Minimising energy use was a key consideration of the design brief. All buildings use passive solar design to keep warm in winter and cool in summer. Features such as north-facing windows to admit winter sunlight, concrete floors and rammed earth walls to store the heat, pergolas on the north to shade the summer sun, and good insulation to conserve the heat, all contribute to homes that require considerably less heating in winter than they otherwise would.

All homes have solar water collectors with roof-mounted hot water tanks. 1 and 2 bedroom units have 180 litre systems, and 3 & 4 bedroom houses have 330 litre systems. A digital monitor inside each house gives a reading of the temperature of the water inside each tank, and includes a switch to turn on an electric booster element in each hot water tank if required. Power is only delivered to these boosters for 3 hours per day (1 hour in the afternoon and 2 x 1 hours through the night), so even if the switch is left on there is a maximum of 3 hours per day for boosting.

The cooktop in each house uses bottled gas instead of electricity, as an economic and very efficient energy source. Using gas directly for cooking rather than using it to generate electricity for cooking is a much more efficient use of the resource.

Power Charging System

There is a bulk meter near the transformer for the mains power that is delivered to the site, and this is paid by the Body Corporate. The Body Corporate then charges individual households according to their power use, measured by the check meters in each house, read quarterly for quarterly billing by the Body Corporate.

As for water, there is a two-stage tariff for power to encourage more careful use. The first 600 units per household per month are charged at a lower rate than subsequent power use per month. However this tariff step is set so high relative to average Earthsong use that only 2 or 3 households use more than 600 units per month even in winter.

Demand Management

One clear lesson from our experience is the importance of behaviour in reducing the environmental footprint. Designing buildings and neighbourhoods to be as sustainable as possible is an important first step, but the behaviour of the occupants is at least as significant when it comes to the overall impact (some studies show behaviour to have twice the impact of the built environment).

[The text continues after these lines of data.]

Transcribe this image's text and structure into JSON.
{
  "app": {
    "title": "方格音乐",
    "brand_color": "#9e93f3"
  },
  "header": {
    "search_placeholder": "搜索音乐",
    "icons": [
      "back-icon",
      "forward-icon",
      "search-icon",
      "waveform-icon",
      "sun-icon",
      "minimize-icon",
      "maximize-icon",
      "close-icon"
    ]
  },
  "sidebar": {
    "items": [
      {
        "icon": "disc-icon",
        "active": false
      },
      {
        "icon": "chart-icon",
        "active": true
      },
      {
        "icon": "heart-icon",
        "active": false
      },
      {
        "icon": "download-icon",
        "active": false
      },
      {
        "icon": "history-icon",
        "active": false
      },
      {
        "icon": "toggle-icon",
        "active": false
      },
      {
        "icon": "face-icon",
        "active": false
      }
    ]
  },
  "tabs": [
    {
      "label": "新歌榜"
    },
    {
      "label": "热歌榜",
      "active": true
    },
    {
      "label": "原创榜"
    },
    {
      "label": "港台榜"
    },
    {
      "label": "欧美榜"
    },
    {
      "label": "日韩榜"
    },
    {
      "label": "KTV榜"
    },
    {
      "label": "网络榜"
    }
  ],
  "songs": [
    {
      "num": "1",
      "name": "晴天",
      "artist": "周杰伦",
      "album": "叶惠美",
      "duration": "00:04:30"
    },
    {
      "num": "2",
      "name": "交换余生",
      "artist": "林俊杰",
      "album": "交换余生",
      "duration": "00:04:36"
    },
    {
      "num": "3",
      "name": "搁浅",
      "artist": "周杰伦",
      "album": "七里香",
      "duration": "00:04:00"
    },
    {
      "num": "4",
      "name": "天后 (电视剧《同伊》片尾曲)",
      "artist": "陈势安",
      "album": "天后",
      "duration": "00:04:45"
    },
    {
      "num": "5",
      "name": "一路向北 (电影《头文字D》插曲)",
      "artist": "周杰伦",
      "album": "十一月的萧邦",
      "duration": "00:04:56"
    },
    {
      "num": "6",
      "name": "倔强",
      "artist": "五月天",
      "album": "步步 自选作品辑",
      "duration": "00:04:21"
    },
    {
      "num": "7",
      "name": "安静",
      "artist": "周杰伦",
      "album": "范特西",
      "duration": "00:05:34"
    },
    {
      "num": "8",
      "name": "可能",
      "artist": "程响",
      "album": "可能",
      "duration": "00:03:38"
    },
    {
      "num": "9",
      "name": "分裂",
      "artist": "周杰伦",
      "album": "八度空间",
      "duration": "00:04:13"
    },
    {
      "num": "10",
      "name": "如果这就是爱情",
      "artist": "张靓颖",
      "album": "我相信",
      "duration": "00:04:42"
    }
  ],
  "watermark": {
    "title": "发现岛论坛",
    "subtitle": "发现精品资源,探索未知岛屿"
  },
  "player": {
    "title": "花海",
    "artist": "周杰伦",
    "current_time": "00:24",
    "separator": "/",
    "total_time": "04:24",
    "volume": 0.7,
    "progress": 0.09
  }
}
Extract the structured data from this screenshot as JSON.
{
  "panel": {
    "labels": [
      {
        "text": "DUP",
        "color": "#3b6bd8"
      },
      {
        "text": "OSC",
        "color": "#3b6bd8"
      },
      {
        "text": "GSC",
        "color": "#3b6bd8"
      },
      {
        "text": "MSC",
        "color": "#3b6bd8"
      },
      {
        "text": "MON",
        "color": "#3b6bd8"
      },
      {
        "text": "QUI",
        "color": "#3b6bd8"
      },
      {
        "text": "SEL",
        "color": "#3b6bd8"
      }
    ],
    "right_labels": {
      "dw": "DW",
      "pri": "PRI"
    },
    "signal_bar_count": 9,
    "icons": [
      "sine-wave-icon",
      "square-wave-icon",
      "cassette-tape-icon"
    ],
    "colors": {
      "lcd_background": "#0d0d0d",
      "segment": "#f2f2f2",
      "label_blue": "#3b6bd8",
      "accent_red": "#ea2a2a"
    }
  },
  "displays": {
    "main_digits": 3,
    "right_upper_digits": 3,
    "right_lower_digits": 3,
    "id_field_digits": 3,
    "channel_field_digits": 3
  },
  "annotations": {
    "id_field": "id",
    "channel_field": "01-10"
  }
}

One example is with electricity use. The electricity use of individual Earthsong houses varies widely, even for identical houses with similar numbers and ages of inhabitants, because of the preferences and behaviour of the residents. Because high individual users to some extent determine the overall cost to everyone at Earthsong, (as the pricing plan from the supplier is determined by our overall use), we have debated this issue on all levels, from the underlying philosophy of pricing formulae to ways people can reduce their electricity use.

Earthsong residents are given information regularly about the power use of different appliances, and encouraged to limit their power use to around 3.5 kilowatts/household at any one time, for example by switching off the heater when using the oven. This is to reduce costs collectively by operating within small fuses at the transformer. Residents are also encouraged to buy energy-efficient appliances, including super-insulated fridges and compact fluorescent lighting.

A cooperative neighbourhood can facilitate behaviour change through information exchange and education, sharing ideas and tips about how to manage the systems more efficiently, internal pricing plans that reward low users and discourage high use, built-in information feedback mechanisms, and accountability through making information on individual house use available to all. All of these mechanisms are in place in some form at Earthsong, with the result that 32 homes and the common house are managing to function with an electricity supply of the size that usually supplies 6 houses in New Zealand.

These measures mean the average house at Earthsong uses only about half the electricity of an average house elsewhere, with some households who manage their solar water boosters efficiently paying only $30 - $40 per month for power even in winter.

HERS assessments (Home Energy Rating Scheme - an Energy Efficiency and Conservation Authority project) on a range of Earthsong house types in 2008 gave them an 8 rating, the highest energy ratings in New Zealand to date.